## [Exercise]
Go line by line through the data below and count those with the string "time". Give the number only.

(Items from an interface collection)
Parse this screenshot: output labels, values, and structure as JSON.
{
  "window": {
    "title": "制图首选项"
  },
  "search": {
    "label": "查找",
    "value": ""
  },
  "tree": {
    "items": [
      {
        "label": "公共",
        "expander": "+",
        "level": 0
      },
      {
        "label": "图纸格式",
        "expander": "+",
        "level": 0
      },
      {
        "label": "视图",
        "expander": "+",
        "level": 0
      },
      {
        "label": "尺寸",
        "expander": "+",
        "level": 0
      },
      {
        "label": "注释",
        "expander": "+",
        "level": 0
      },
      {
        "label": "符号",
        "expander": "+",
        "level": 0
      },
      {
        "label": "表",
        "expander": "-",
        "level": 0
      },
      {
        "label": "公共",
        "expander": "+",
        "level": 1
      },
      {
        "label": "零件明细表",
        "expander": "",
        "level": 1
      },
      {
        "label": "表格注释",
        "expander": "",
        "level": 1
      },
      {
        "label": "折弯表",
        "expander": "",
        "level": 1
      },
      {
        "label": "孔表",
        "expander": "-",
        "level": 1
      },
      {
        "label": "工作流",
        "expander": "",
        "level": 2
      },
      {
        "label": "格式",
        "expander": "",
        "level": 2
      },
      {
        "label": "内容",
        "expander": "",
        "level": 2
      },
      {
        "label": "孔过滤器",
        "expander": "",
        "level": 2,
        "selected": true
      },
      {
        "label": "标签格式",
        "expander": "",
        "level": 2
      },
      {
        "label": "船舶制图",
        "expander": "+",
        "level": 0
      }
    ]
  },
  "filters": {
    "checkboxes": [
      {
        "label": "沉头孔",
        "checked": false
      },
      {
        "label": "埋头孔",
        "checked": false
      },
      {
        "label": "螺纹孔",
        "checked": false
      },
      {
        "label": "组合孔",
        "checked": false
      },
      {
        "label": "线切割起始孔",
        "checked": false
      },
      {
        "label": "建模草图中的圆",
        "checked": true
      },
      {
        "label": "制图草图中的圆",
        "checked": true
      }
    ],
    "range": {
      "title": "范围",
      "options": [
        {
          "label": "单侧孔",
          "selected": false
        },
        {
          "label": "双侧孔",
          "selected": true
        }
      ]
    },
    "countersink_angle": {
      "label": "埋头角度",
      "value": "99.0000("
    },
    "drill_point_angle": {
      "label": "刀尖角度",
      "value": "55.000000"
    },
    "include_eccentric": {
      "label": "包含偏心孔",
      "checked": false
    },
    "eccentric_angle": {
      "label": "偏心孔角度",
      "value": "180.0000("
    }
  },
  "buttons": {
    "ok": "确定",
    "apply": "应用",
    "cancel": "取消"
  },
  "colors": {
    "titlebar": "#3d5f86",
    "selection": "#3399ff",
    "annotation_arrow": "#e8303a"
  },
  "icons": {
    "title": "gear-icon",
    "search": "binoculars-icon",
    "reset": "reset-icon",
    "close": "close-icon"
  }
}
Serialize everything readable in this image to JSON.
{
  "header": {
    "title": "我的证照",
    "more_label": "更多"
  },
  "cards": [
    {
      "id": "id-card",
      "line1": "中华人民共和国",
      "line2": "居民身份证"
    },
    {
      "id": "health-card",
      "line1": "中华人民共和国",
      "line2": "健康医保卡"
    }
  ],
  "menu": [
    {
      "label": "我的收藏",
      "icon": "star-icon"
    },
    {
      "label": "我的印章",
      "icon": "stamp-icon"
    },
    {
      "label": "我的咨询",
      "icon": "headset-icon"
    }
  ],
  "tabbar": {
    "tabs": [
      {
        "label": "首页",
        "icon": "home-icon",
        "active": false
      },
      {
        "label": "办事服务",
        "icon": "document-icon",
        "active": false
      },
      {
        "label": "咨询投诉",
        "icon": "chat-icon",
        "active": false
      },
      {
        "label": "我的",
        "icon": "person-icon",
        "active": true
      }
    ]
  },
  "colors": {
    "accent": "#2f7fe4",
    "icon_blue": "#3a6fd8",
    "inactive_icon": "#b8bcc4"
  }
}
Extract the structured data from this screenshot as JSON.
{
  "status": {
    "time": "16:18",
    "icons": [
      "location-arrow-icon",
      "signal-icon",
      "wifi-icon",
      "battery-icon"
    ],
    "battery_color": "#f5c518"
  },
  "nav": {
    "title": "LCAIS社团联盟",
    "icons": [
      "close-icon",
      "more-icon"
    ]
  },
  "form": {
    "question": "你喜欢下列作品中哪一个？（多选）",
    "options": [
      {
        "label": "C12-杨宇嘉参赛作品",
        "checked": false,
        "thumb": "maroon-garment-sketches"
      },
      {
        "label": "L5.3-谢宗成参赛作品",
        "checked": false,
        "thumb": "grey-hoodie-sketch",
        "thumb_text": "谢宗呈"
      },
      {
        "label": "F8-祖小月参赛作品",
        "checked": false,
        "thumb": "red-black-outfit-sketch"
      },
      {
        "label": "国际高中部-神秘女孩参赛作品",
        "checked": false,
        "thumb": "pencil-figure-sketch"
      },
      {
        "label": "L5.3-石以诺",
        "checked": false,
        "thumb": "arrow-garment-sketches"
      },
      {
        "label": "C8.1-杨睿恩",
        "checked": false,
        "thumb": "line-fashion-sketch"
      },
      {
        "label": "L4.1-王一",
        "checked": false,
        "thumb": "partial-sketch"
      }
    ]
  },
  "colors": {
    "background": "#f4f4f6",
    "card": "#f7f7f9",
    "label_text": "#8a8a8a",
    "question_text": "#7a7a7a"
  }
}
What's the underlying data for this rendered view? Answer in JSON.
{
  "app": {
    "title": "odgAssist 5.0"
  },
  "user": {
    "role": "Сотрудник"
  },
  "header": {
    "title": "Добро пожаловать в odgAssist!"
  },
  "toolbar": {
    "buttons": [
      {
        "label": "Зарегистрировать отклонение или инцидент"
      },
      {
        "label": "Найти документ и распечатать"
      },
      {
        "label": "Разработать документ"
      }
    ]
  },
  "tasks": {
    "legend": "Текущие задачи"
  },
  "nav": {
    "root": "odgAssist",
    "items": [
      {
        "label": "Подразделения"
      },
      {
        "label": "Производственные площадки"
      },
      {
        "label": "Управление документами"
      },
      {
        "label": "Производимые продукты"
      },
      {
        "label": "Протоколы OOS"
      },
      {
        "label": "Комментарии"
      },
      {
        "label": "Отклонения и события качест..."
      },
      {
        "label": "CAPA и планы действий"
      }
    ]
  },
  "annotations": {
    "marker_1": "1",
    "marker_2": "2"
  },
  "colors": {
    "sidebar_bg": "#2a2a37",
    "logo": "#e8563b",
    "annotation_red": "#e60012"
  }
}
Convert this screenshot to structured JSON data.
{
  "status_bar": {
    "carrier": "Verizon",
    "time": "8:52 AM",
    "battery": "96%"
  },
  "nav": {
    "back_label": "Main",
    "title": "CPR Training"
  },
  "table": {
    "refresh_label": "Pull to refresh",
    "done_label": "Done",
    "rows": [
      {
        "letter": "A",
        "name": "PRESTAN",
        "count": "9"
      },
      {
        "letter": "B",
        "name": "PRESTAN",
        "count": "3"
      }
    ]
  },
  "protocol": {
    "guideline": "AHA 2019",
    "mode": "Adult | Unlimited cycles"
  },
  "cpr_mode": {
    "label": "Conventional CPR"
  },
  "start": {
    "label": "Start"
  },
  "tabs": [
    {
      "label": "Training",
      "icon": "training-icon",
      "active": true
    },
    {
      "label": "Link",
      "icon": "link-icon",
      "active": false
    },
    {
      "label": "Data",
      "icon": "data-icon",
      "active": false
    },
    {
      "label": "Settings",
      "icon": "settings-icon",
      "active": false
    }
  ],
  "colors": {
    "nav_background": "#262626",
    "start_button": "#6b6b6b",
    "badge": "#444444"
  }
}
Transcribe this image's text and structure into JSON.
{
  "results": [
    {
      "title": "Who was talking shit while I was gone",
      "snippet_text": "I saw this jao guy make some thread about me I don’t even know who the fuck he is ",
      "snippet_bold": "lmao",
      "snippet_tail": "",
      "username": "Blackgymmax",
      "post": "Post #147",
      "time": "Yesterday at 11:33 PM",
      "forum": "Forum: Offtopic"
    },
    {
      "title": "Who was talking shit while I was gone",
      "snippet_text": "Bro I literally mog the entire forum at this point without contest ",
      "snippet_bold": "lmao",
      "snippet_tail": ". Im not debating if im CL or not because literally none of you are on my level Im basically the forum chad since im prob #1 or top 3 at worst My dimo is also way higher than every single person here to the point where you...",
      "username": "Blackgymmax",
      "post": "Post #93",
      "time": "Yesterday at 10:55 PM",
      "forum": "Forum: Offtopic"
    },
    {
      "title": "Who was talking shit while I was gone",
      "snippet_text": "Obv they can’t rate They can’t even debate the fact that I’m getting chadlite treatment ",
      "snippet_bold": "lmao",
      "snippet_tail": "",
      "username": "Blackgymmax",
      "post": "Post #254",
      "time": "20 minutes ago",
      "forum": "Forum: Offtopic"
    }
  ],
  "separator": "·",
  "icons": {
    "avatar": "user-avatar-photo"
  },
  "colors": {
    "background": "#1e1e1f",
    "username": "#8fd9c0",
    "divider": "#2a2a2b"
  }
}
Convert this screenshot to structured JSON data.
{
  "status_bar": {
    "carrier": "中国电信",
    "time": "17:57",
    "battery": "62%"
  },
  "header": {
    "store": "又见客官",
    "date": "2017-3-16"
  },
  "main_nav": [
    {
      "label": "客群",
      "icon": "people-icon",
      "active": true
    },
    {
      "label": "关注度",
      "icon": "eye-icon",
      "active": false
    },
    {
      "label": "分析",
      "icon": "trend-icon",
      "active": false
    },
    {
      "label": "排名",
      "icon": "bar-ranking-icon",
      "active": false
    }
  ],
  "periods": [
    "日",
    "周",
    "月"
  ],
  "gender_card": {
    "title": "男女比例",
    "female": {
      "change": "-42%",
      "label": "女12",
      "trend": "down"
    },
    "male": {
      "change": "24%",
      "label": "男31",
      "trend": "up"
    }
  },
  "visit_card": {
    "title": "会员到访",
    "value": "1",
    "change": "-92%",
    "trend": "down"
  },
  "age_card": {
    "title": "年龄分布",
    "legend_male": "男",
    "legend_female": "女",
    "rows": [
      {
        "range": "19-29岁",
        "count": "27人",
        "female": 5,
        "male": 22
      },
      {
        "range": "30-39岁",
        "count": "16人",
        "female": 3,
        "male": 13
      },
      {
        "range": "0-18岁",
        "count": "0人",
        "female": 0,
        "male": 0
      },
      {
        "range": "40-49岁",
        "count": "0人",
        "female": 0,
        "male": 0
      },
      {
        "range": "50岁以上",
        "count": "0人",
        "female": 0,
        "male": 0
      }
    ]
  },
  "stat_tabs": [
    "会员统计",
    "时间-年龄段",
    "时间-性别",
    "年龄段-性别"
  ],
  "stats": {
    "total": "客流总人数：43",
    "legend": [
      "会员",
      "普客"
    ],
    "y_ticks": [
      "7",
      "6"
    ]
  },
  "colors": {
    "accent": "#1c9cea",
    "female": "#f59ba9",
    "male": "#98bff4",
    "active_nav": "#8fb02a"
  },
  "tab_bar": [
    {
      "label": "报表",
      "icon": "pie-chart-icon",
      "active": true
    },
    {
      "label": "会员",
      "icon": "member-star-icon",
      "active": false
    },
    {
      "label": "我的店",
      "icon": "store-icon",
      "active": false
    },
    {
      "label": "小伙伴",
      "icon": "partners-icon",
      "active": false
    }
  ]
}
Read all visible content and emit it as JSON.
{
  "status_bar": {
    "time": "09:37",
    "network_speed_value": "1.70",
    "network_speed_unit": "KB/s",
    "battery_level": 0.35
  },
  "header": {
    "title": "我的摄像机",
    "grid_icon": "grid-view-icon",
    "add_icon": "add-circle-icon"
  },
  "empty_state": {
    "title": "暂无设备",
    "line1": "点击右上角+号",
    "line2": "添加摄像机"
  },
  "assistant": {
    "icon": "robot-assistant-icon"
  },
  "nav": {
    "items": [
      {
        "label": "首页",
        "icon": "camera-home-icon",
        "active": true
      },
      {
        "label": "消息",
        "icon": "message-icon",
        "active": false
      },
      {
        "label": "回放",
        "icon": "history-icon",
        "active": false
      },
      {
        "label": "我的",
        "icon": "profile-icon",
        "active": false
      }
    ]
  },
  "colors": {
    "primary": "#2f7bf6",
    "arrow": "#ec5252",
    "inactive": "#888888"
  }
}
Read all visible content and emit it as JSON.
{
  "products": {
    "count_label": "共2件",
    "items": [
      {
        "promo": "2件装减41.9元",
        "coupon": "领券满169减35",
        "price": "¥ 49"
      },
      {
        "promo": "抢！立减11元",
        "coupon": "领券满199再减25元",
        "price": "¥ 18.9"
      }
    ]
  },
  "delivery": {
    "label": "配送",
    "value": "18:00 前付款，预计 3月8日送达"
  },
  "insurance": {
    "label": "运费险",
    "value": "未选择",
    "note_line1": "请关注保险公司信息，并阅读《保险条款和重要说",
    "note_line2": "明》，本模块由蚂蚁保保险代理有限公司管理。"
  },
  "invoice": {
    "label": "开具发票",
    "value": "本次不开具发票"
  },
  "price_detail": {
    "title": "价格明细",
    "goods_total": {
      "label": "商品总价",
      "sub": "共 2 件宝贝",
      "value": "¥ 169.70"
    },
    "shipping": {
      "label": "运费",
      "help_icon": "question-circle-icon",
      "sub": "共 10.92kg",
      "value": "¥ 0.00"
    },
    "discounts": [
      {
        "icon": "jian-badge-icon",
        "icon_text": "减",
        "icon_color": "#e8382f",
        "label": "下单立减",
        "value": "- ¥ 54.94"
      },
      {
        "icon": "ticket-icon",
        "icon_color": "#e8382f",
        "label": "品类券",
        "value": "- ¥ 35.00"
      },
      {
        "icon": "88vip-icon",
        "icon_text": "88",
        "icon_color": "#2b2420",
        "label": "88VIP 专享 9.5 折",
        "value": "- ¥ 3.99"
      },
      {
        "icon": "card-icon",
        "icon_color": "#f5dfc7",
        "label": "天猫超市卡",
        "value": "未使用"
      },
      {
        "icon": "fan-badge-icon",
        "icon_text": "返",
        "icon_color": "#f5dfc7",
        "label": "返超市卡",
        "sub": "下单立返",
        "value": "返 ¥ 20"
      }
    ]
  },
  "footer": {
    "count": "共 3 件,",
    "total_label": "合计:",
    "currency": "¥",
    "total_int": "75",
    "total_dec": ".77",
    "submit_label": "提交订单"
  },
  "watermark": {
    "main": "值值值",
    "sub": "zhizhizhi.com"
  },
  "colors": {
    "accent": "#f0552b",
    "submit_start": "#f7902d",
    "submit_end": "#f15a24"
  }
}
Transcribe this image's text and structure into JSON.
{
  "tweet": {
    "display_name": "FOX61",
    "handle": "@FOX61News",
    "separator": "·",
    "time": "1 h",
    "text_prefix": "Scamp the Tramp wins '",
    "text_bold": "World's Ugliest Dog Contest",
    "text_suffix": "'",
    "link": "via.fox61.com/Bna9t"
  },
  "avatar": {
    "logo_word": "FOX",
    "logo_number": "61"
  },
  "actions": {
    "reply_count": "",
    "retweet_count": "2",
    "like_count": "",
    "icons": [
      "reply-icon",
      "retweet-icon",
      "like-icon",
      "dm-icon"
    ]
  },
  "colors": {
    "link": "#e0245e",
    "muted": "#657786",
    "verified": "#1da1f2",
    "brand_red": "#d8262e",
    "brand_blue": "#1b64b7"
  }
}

## [Reply to the task]
8